FIG. 3 shows the comparison between a pure YAG:Ce phosphor (1) and two Pr-containing phosphors (2, 3). The first phosphor represented by number (2) contains 0.1 mol % Pr, the second phosphor represented by number (3) contains 1 mol % Pr, the amount of the Ce being in each case 4 mol %. In the case of a high amount of Pr in the phosphor number (3), the concentration quenching is rendered clearly evident by reduced efficiency. On the other hand, the different share of the Pr lines in the overall spectrum can be clearly discerned. With about 0.5 mol % Pr, the line at 637 nm can only be discerned with difficulty. In contrast to pure YAG:Ce phosphor, a portion of the emitted radiation is put into the red lines of the Pr.
The construction of a light source for white light is explicitly shown in FIG. 4. The light source is a semiconductor element (chip 1) of the type InGaN having a peak emission wavelength of 465 nm and a first and a second electrical terminal 2, 3, the semiconductor element being embedded in a basic housing 8, which is intransmissive for light, in the region of a recess 9. The recess 9 is filled with a potting mass 5 which comprises as main constituents an epoxy casting resin (80 to 90% by weight) and phosphor pigments 6 (less than 15% by weight) of the phosphor type (3). Further small amounts are provided, among others, by methyl ether and aerosil. The spectrum of this white LED is shown in FIG. 5.
While the InGaN LED (peak emission at 465 nm) having a color temperature of approximately 5500 K achieves, with the pure comparison phosphor, a color reproduction Ra=75 and R9=−+15, the LED having the phosphor (2) achieves a color reproduction of 80 and an R9 of +3. Although the phosphor (3) achieves still better values for Ra and R9, it is less well suited because of its considerably lower efficiency.
The intensity ratio between the yellow band and the red lines and therefore the color locus, can be varied by varying the Pr3+ content (x content).
An improved color reproduction (compared to the same base phosphor without Pr) is achieved even if x is selected to be relatively small, in particular x<0.005. Selecting x up to at most 0.01, in pareticular in the range 0.0005<x<0.005, gives good results with regard to efficiency.

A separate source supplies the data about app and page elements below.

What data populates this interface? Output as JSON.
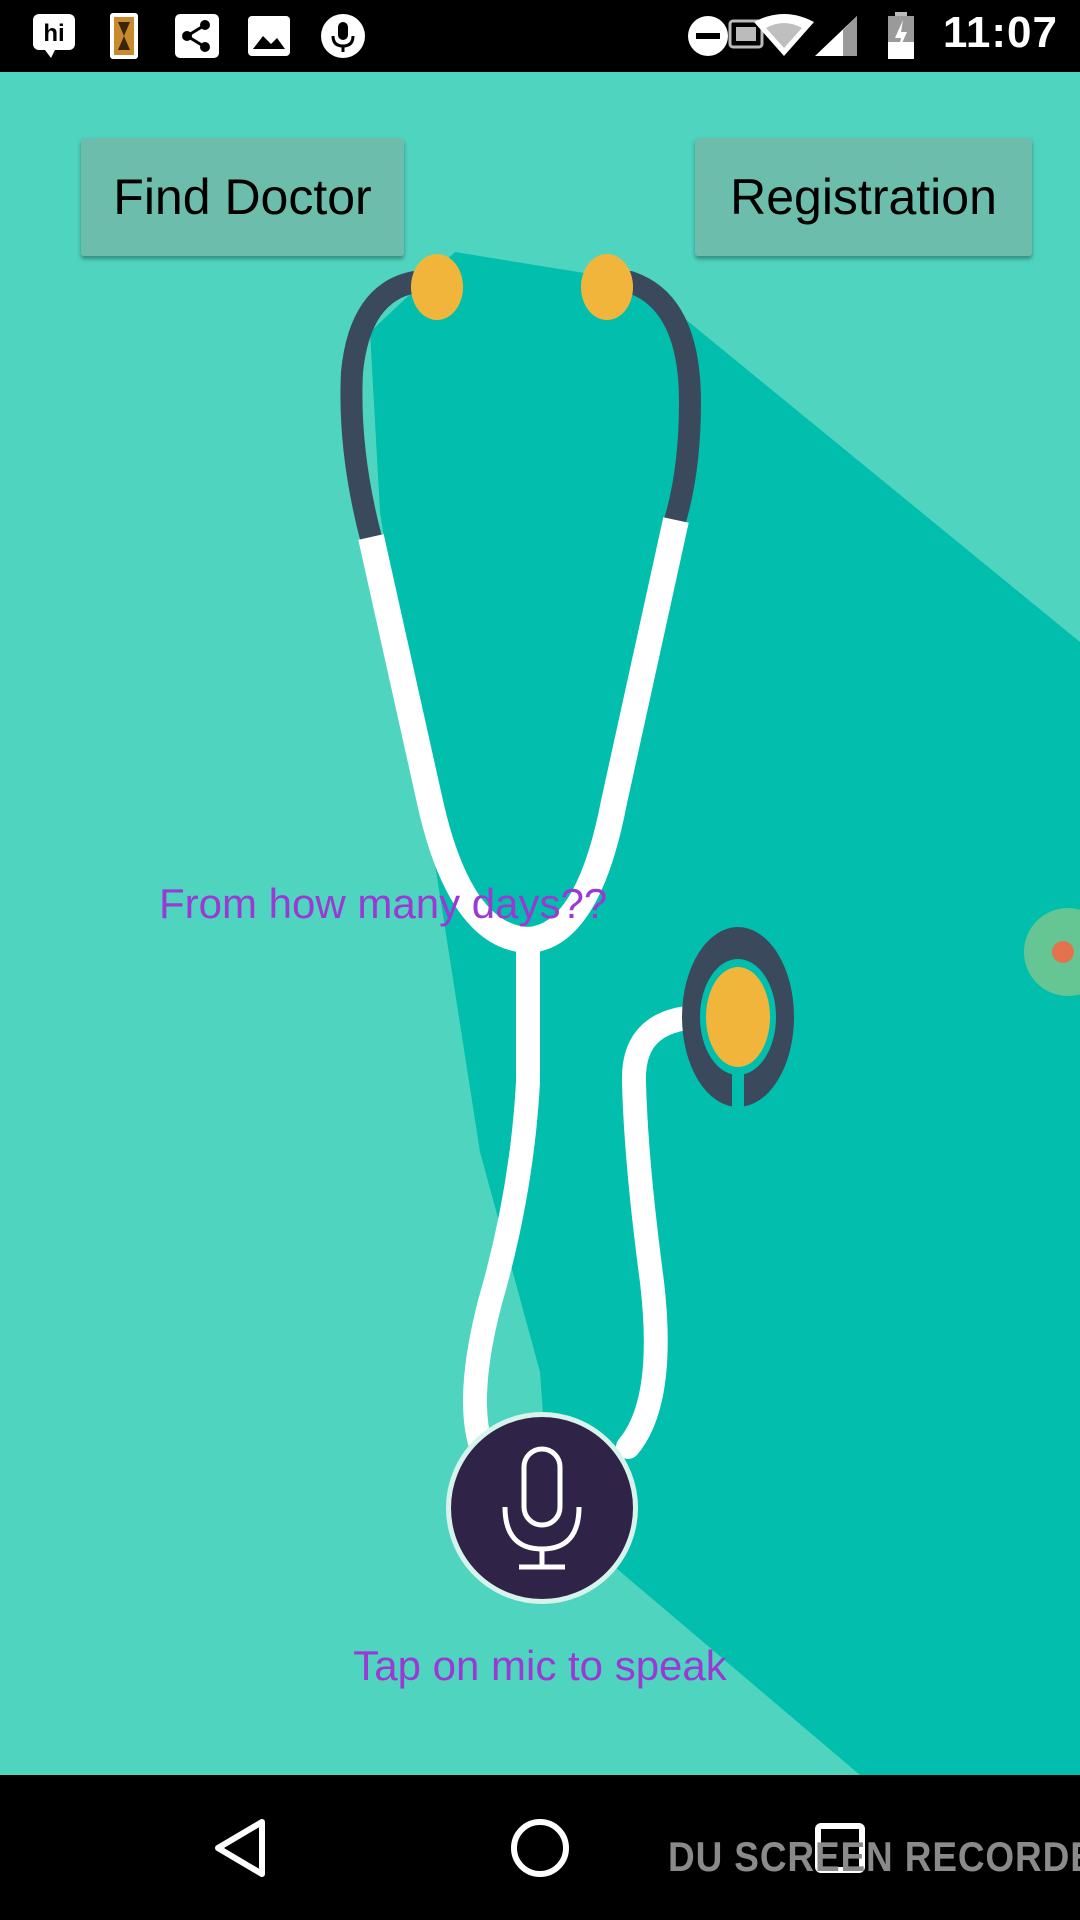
{
  "status_bar": {
    "time": "11:07",
    "icons": [
      "hi-messenger-icon",
      "hourglass-app-icon",
      "share-icon",
      "gallery-icon",
      "mic-recording-icon",
      "do-not-disturb-icon",
      "cast-icon",
      "wifi-icon",
      "signal-icon",
      "battery-charging-icon"
    ]
  },
  "toolbar": {
    "find_doctor_label": "Find Doctor",
    "registration_label": "Registration"
  },
  "main": {
    "prompt_text": "From how many days??",
    "hint_text": "Tap on mic to speak",
    "mic_icon": "microphone-icon"
  },
  "nav_bar": {
    "back_icon": "back-triangle-icon",
    "home_icon": "home-circle-icon",
    "recents_icon": "recents-square-icon",
    "watermark": "DU SCREEN RECORDER"
  },
  "colors": {
    "background": "#4fd5bf",
    "shadow": "#02bfad",
    "button": "#6dbdad",
    "text_accent": "#9a39d3",
    "mic_background": "#2f2448",
    "tube_dark": "#3a4a5c",
    "earpiece": "#f2b53b"
  }
}
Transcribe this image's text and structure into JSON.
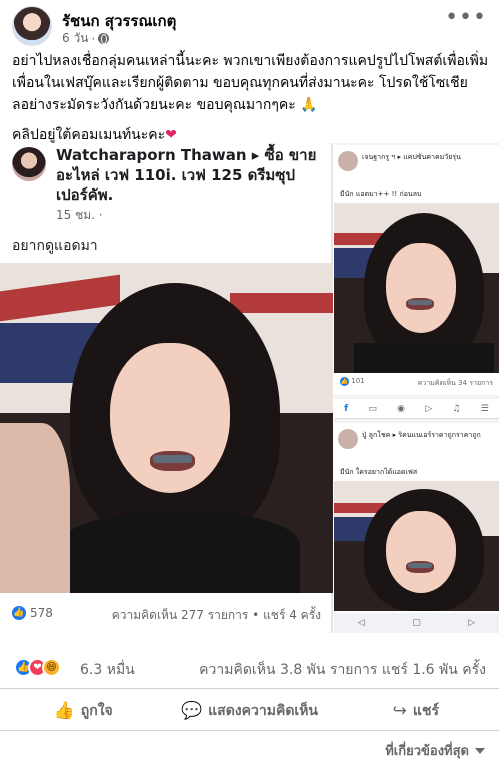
{
  "post": {
    "author": "รัชนก สุวรรณเกตุ",
    "time": "6 วัน",
    "more_glyph": "•••",
    "paragraphs": [
      "อย่าไปหลงเชื่อกลุ่มคนเหล่านี้นะคะ พวกเขาเพียงต้องการแคปรูปไปโพสต์เพื่อเพิ่มเพื่อนในเฟสบุ๊คและเรียกผู้ติดตาม ขอบคุณทุกคนที่ส่งมานะคะ โปรดใช้โซเชียลอย่างระมัดระวังกันด้วยนะคะ ขอบคุณมากๆคะ 🙏",
      "คลิปอยู่ใต้คอมเมนท์นะคะ"
    ],
    "heart_glyph": "❤"
  },
  "left_screenshot": {
    "name": "Watcharaporn Thawan ▸ ซื้อ ขาย อะไหล่ เวฟ 110i. เวฟ 125 ดรีมซุปเปอร์คัพ.",
    "time": "15 ชม. ·",
    "caption": "อยากดูแอดมา",
    "likes": "578",
    "stats": "ความคิดเห็น 277 รายการ • แชร์ 4 ครั้ง"
  },
  "right_screenshot_top": {
    "name": "เจนฐากรู ฯ ▸ แคปซันคาคมวัยรุ่น",
    "caption": "มีนัก แอดมา++ !! ก่อนลบ",
    "likes": "101",
    "stats": "ความคิดเห็น 34 รายการ"
  },
  "right_screenshot_nav": {
    "brand": "facebook",
    "icons": [
      "f",
      "▭",
      "◉",
      "▷",
      "♫",
      "☰"
    ]
  },
  "right_screenshot_bottom": {
    "name": "ปู่ ลูกโชค ▸ ริคนแนเอร์ราคาถูกราคาถูก",
    "caption": "มีนัก ใครอยากได้แอดเฟส",
    "nav_icons": [
      "◁",
      "▢",
      "▷"
    ]
  },
  "reactions": {
    "count": "6.3 หมื่น",
    "comments_shares": "ความคิดเห็น 3.8 พัน รายการ  แชร์ 1.6 พัน ครั้ง",
    "like_glyph": "👍",
    "love_glyph": "❤",
    "haha_glyph": "😆"
  },
  "actions": {
    "like_label": "ถูกใจ",
    "comment_label": "แสดงความคิดเห็น",
    "share_label": "แชร์",
    "like_icon": "👍",
    "comment_icon": "💬",
    "share_icon": "↪"
  },
  "sort": {
    "label": "ที่เกี่ยวข้องที่สุด"
  },
  "colors": {
    "brand_blue": "#1877f2",
    "love_red": "#f33e58",
    "haha_yellow": "#f7b125",
    "secondary_text": "#65676b"
  }
}
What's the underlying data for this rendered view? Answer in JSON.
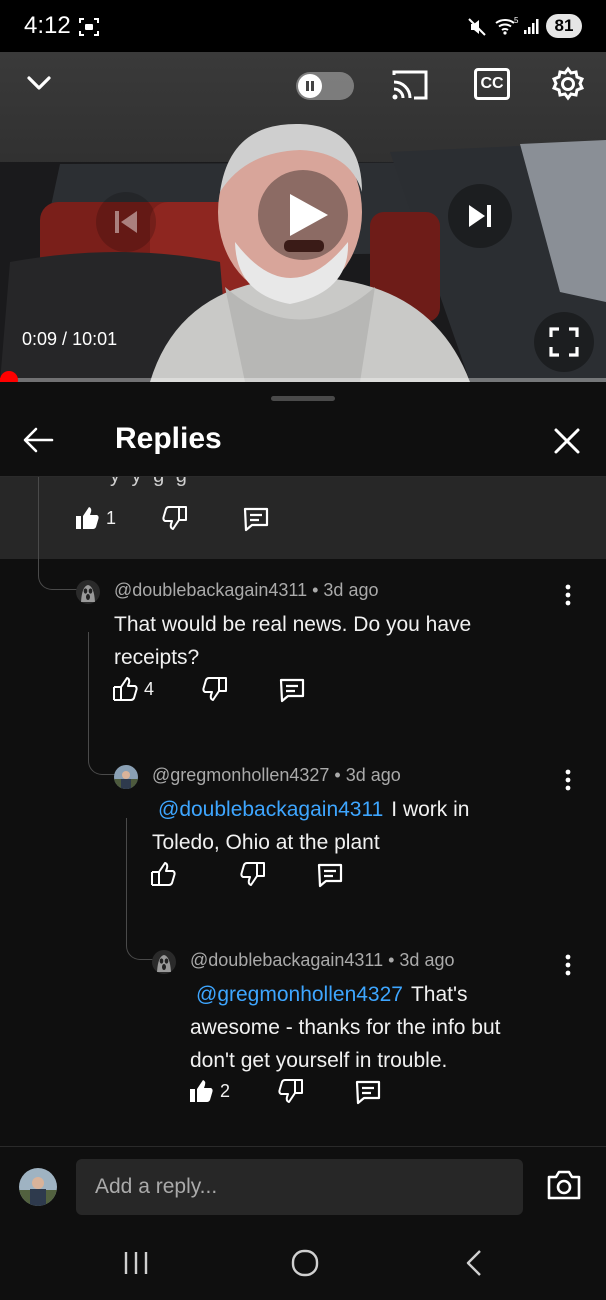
{
  "status_bar": {
    "time": "4:12",
    "battery": "81",
    "wifi_label": "5",
    "icons": [
      "screen-record-icon",
      "mute-icon",
      "wifi-icon",
      "signal-icon",
      "battery-icon"
    ]
  },
  "player": {
    "time_current": "0:09",
    "time_total": "10:01",
    "time_separator": " / ",
    "progress_fraction": 0.015,
    "autoplay_toggle_on": false,
    "icons": [
      "chevron-down-icon",
      "autoplay-toggle-icon",
      "cast-icon",
      "captions-icon",
      "gear-icon",
      "previous-icon",
      "play-icon",
      "next-icon",
      "fullscreen-icon"
    ],
    "captions_label": "CC"
  },
  "panel": {
    "title": "Replies",
    "top_comment_likes": "1",
    "top_comment_cut_text": "y   y            g       g"
  },
  "replies": [
    {
      "author": "@doublebackagain4311",
      "age": "3d ago",
      "separator": " • ",
      "mention": "",
      "text": "That would be real news. Do you have receipts?",
      "likes": "4",
      "liked": false
    },
    {
      "author": "@gregmonhollen4327",
      "age": "3d ago",
      "separator": " • ",
      "mention": "@doublebackagain4311",
      "text": "I work in Toledo, Ohio at the plant",
      "likes": "",
      "liked": false
    },
    {
      "author": "@doublebackagain4311",
      "age": "3d ago",
      "separator": " • ",
      "mention": "@gregmonhollen4327",
      "text": "That's awesome - thanks for the info but don't get yourself in trouble.",
      "likes": "2",
      "liked": true
    }
  ],
  "composer": {
    "placeholder": "Add a reply..."
  },
  "nav": {
    "icons": [
      "recent-apps-icon",
      "home-icon",
      "back-icon"
    ]
  },
  "colors": {
    "background": "#0f0f0f",
    "surface": "#272727",
    "mention": "#3ea6ff",
    "progress": "#ff0000",
    "secondary_text": "#aaaaaa"
  }
}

An exemplary embodiment for production is as follows:
are mixed and are comminuted together with 150 g of aluminium oxide beads with a diameter of 10 mm in a 250 ml wide-necked PE flask. The mixture is annealed in a covered corundum crucible for 3 h at 1550° C. under forming gas (nitrogen containing 2.3% by volume hydrogen). The annealed material is milled in an automatic mortar mill and screened through a screen with a mesh width of 53 μm. This is followed by a second anneal for 3 h at 1500° C. under forming gas (nitrogen containing 0.5% by volume hydrogen). Then, milling and screening is carried out as after the first anneal.
The phosphor obtained corresponds to the composition (Y0.959Ce0.04Pr0.001)3Al5O12. It has a strong yellow body color. A reflection and emission spectrum are shown as FIGS. 1 and 2.